Job-hopping is becoming increasingly common in the employment market. Even long service award winner Lilian Hui, purchasing manager of Sheraton Hong Kong Hotel and Towers, was not immune.
"After two years in the hotel's reservations department, I set out to look for a new position in another five-star hotel so that I could experience something different. I wanted to remain in the industry, but I was curious to see how other companies run their hotels," Ms Hui recalls.
Ms Hui put out the word about her intentions, but before she could take any action she was offered a position as secretary in the purchasing department. That move proved permanent. Currently in her 30th year with Sheraton, Ms Hui's adventurous spirit has been satisfied by the many challenges and opportunities that have come her way over the years. Thanks to an extensive range of training, Ms Hui continues to excel in her job.
On one remarkable task where she had to arrange the delivery of a large volume of decorating materials in a 20-feet container for a conference in New York in only three weeks —a job that would normally take six weeks, Ms Hui efficiently completed the task and the event took place without a hitch.
She credits the entire team for that particular success. "People from different departments helped, from labelling items to writing addresses and moving objects around. It is working with my friendly and helpful colleagues that keeps me motivated," Ms Hui notes.
Since switching from her role in reservations to purchasing, Ms Hui has been working with a wide range of people, both within the hotel and externally. She believes in extending the same respect to everybody, as she finds this is the key to a communicative and harmonious working environment.
Ms Hui also derives job satisfaction from the constantly changing and highly demanding nature of the hotel industry. As the head of the purchasing team, she is constantly seeking ways to improve things in her department.
"As we provide the freshest food to our guests, our kitchen colleagues in the food and beverage outlets must review their requests for food items every day so that we do not overstock. Years ago, it was a time-consuming manual procedure. To streamline ordering, I suggested a computer programme, which helped to reduce the workload substantially," she says.
"Adhere to our role as the gatekeeper"
While the new system was being introduced, Ms Hui's department collected information from all kitchens to set up a daily electronic "market list". When the programme was ready, Ms Hui went around to explain how it worked and ensured that the Chef de Cuisine of every outlet understood how to use the system in the most efficient manner.

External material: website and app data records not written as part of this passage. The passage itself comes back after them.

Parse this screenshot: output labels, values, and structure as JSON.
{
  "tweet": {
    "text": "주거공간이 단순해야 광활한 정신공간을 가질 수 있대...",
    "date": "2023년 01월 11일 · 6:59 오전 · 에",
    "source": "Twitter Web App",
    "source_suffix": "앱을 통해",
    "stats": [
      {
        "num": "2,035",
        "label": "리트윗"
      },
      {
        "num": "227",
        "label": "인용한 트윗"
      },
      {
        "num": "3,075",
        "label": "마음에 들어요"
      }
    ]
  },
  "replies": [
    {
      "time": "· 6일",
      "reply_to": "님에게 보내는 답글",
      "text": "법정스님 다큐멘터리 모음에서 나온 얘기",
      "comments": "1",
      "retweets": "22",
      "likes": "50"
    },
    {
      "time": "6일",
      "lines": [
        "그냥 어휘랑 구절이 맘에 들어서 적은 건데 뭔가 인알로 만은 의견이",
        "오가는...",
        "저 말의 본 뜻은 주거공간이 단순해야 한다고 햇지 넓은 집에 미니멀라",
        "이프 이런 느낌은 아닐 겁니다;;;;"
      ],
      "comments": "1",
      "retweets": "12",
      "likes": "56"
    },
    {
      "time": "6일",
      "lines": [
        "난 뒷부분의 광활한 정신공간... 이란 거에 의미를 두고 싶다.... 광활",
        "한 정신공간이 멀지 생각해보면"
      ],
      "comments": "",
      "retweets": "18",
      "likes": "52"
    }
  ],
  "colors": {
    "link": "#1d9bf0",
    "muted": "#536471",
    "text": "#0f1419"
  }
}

"Different people respond differently to new ideas. It is therefore important to emphasise the advantages of a new system, and let the users experience the benefits for themselves. Once again, this boils down to mutual respect in communication with colleagues," Ms Hui notes.
Sheraton Hong Kong is well aware of the general trend towards health consciousness and the growing demand for wholesome food. In view of this, Ms Hui works for the benefit of both the hotel and its guests through a continuous quest for knowledge, analysing customer requests and honing the purchasing system.
"This is particularly important for Sheraton Hong Kong, where quality is always a priority. Also, since the purchasing department is the point of entry for every single food item that comes through from the supplier to the customer's plate, we must adhere to our role as the gatekeeper, along with other team members," she adds.
Sheraton Hong Kong Hotel and Towers attained a "Hazard Analysis and Critical Control Points" (HACCP) certificate in 2006 and a ISO22000 certificate this August. In order to maintain the highest levels of food quality and hygiene, the HACCP team works together with the hotel's purchasing department to set stringent standards for suppliers. The range of initiatives includes site visits to supplier warehouses, issuing detailed instructions for packing materials, temperature controls and delivery procedures, and reviewing them regularly.
"We execute every step of the process perfectly. I remain very focused during office hours, so that my team will take their job seriously too. But when it comes to lunchtime, I enjoy relaxing with my colleagues so that we can enjoy the break together," she says.